A study piloted in Denmark has suggested that inducing babies at 37 weeks can lower the risk of the baby dying or developing a serious health condition, such as cerebral palsy.
The research which was conducted over a 13 year period, and which analysed 770,926 births, found that there was a drop of 26 per cent in the cerebral palsy rate between 2002 and 2010 in babies that had been induced at 37 weeks.
Professor Ojvind Lidegaard, co-author of the study, from the University of Copenhagen, said “We have seen significant reductions in newborn asphyxia, neonatal mortality, macrosomia and peripheral nerve injuries.

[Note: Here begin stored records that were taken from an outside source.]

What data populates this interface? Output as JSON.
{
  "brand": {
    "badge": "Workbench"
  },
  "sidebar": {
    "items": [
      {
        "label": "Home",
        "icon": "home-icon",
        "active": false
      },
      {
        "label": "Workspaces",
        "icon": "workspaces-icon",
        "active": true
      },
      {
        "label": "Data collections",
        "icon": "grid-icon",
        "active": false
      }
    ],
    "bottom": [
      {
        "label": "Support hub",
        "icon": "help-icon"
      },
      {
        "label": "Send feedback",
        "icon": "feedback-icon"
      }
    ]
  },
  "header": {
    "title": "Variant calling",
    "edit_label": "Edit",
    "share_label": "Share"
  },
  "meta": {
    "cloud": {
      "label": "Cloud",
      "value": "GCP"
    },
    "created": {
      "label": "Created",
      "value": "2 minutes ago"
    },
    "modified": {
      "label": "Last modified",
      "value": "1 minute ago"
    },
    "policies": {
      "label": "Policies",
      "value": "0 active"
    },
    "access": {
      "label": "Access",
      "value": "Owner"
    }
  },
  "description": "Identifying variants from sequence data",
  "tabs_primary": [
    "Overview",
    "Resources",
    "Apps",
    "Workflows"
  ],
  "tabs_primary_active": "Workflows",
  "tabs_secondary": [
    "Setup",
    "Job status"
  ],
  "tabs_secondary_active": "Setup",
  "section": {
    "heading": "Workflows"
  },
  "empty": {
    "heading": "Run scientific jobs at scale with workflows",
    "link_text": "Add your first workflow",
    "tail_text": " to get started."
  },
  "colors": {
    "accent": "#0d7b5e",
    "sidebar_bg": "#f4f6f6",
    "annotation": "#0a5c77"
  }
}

“Another similar study we conducted recently also demonstrated a halving of stillbirths following the implementation of proactive labour induction practice.
“Our results therefore suggest an overall improvement in perinatal outcomes following a national change towards a proactive management of post-term pregnancy through labour induction.”
The findings were published in BJOG: An International Journal of Obstetrics and Gynaceology.
John Thorpe, BJOG’s editor-in-chief, said that further scrutiny was needed before the findings were implemented elsewhere.
“Labour induction is a simple intervention, but demands a closer surveillance during labour and hospital settings must be able to support such changes,” he said.
Originally posted by Tony May, partner/head of Clinical Negligence Department, Chadwick Lawrence LLP (firstname.lastname@example.org ), medical negligence lawyers and clinical negligence solicitors in Huddersfield, Leeds, Wakefield and Halifax, West Yorkshire.